Data entries:
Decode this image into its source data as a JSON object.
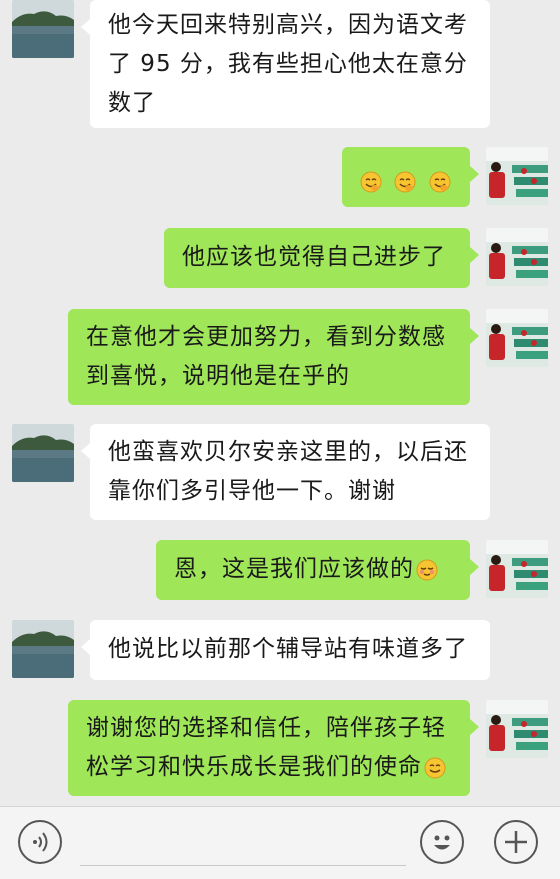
{
  "chat": {
    "messages": [
      {
        "side": "left",
        "lines": [
          "他今天回来特别高兴，因为语文考",
          "了 95 分，我有些担心他太在意分",
          "数了"
        ]
      },
      {
        "side": "right",
        "lines": [
          ""
        ],
        "emoji_only": [
          "grin-hand-emoji",
          "grin-hand-emoji",
          "grin-hand-emoji"
        ]
      },
      {
        "side": "right",
        "lines": [
          "他应该也觉得自己进步了"
        ]
      },
      {
        "side": "right",
        "lines": [
          "在意他才会更加努力，看到分数感",
          "到喜悦，说明他是在乎的"
        ]
      },
      {
        "side": "left",
        "lines": [
          "他蛮喜欢贝尔安亲这里的，以后还",
          "靠你们多引导他一下。谢谢"
        ]
      },
      {
        "side": "right",
        "lines": [
          "恩，这是我们应该做的"
        ],
        "trailing_emoji": "shy-smile-emoji"
      },
      {
        "side": "left",
        "lines": [
          "他说比以前那个辅导站有味道多了"
        ]
      },
      {
        "side": "right",
        "lines": [
          "谢谢您的选择和信任，陪伴孩子轻",
          "松学习和快乐成长是我们的使命"
        ],
        "trailing_emoji": "smile-emoji"
      }
    ]
  },
  "colors": {
    "sent_bubble": "#9fe658",
    "received_bubble": "#ffffff",
    "background": "#ebebeb",
    "emoji_yellow": "#f7c531"
  },
  "input_bar": {
    "left_icon": "voice-icon",
    "emoji_button_icon": "emoji-face-icon",
    "plus_button_icon": "plus-icon"
  }
}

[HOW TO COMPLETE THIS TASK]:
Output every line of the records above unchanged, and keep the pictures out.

[SOLUTION TO THIS EXERCISE]:
Decode this image into its source data as a JSON object.
{
  "chat": {
    "messages": [
      {
        "side": "left",
        "lines": [
          "他今天回来特别高兴，因为语文考",
          "了 95 分，我有些担心他太在意分",
          "数了"
        ]
      },
      {
        "side": "right",
        "lines": [
          ""
        ],
        "emoji_only": [
          "grin-hand-emoji",
          "grin-hand-emoji",
          "grin-hand-emoji"
        ]
      },
      {
        "side": "right",
        "lines": [
          "他应该也觉得自己进步了"
        ]
      },
      {
        "side": "right",
        "lines": [
          "在意他才会更加努力，看到分数感",
          "到喜悦，说明他是在乎的"
        ]
      },
      {
        "side": "left",
        "lines": [
          "他蛮喜欢贝尔安亲这里的，以后还",
          "靠你们多引导他一下。谢谢"
        ]
      },
      {
        "side": "right",
        "lines": [
          "恩，这是我们应该做的"
        ],
        "trailing_emoji": "shy-smile-emoji"
      },
      {
        "side": "left",
        "lines": [
          "他说比以前那个辅导站有味道多了"
        ]
      },
      {
        "side": "right",
        "lines": [
          "谢谢您的选择和信任，陪伴孩子轻",
          "松学习和快乐成长是我们的使命"
        ],
        "trailing_emoji": "smile-emoji"
      }
    ]
  },
  "colors": {
    "sent_bubble": "#9fe658",
    "received_bubble": "#ffffff",
    "background": "#ebebeb",
    "emoji_yellow": "#f7c531"
  },
  "input_bar": {
    "left_icon": "voice-icon",
    "emoji_button_icon": "emoji-face-icon",
    "plus_button_icon": "plus-icon"
  }
}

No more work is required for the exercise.